By Maya Ghazi | –
( Human Rights Watch ) – Over the past couple of years Syria has settled into a grim status quo: a crumbling economy, a fragmented nation, and the continued peril refugees face from forced returns home.
Yet in the lead-up to the 11th anniversary of the Syrian revolution, there have been some isolated notes of optimism. The trials in Koblenz, Germany, for instance, brought a former Assad regime officer to justice earlier this year.
And Syrians are observing the rapid and widespread international condemnation of the Russian invasion of Ukraine with a sense of vindication, as they witness countries coordinate to forcefully oppose Syrian President Assad’s ally, President Vladimir Putin, as Russian forces commit unlawful attacks, killing and maiming civilians.
“Ukraine is a Syrian cause,” prominent Syrian intellectual Yassin al-Haj Saleh wrote recently.

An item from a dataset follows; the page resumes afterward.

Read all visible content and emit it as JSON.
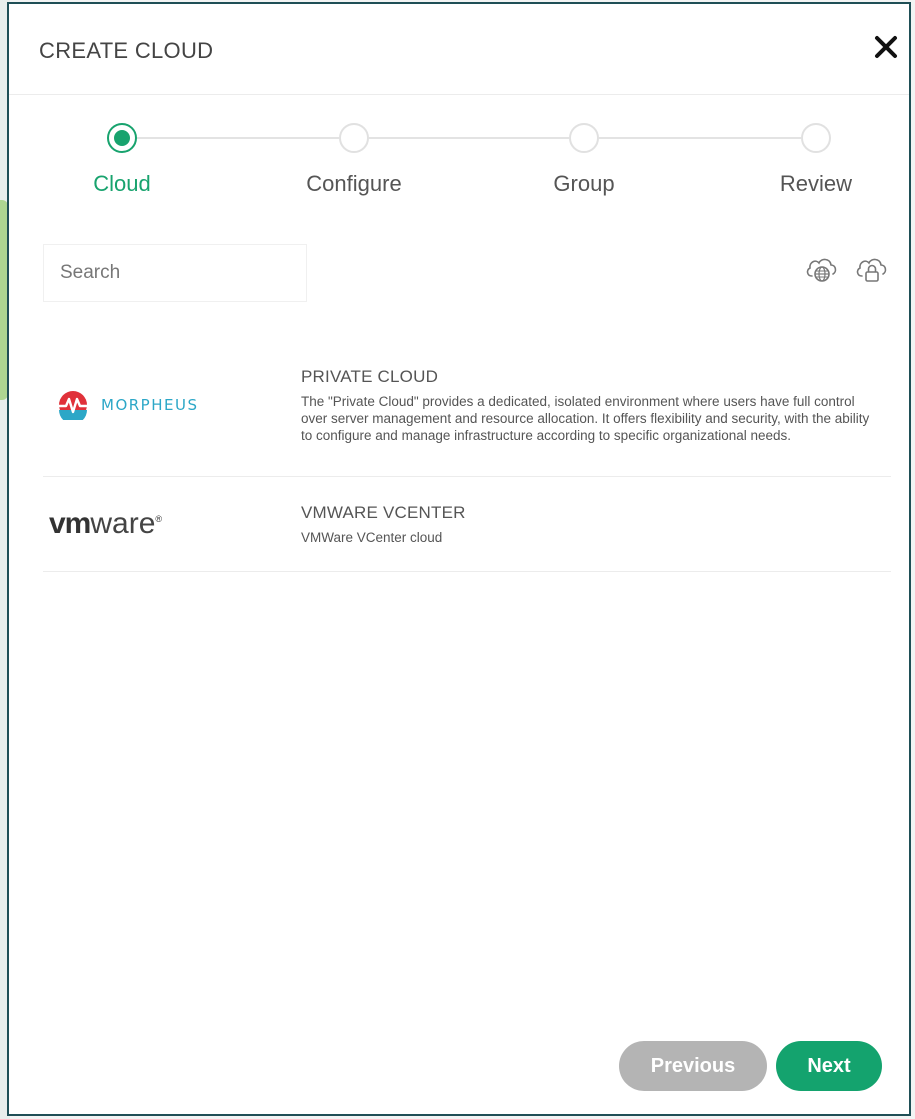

The latest images of destruction across Ukraine caused by Russian attacks have struck very close to home in places like Daraa and Homs. Videos uploaded onto social media of possibly unlawful attacks on hospitals and residential areas are a haunting reminder of the Russian-Syrian alliance’s brutal aerial offensive campaign in Aleppo and
Despite the double standards in media and the urgency with which countries responded to Ukraine compared to Syria, civil society groups and activists’ broad commitment to fundamental rights and solidarity with other people facing repression has not wavered. Syrian activists and refugees have often been among the first to demonstrate solidarity with other people facing crisis; the last three weeks has been no different. The Syrian humanitarian organization, the White Helmets, which has reportedly saved thousands of Syrians lives through their rescue efforts, have recently voiced their preparedness to volunteer in Ukraine.
Recent events have demonstrated that the world is capable of mobilizing to oppose brutal bullies, countries are able to waive their visas regulations for people in need fleeing conflict, and refugees can be welcomed with compassion. So, even though the world largely abandoned Syrians to
Maya Ghazi is a pseudonym used to protect the identity of a Human Rights Watch staff member.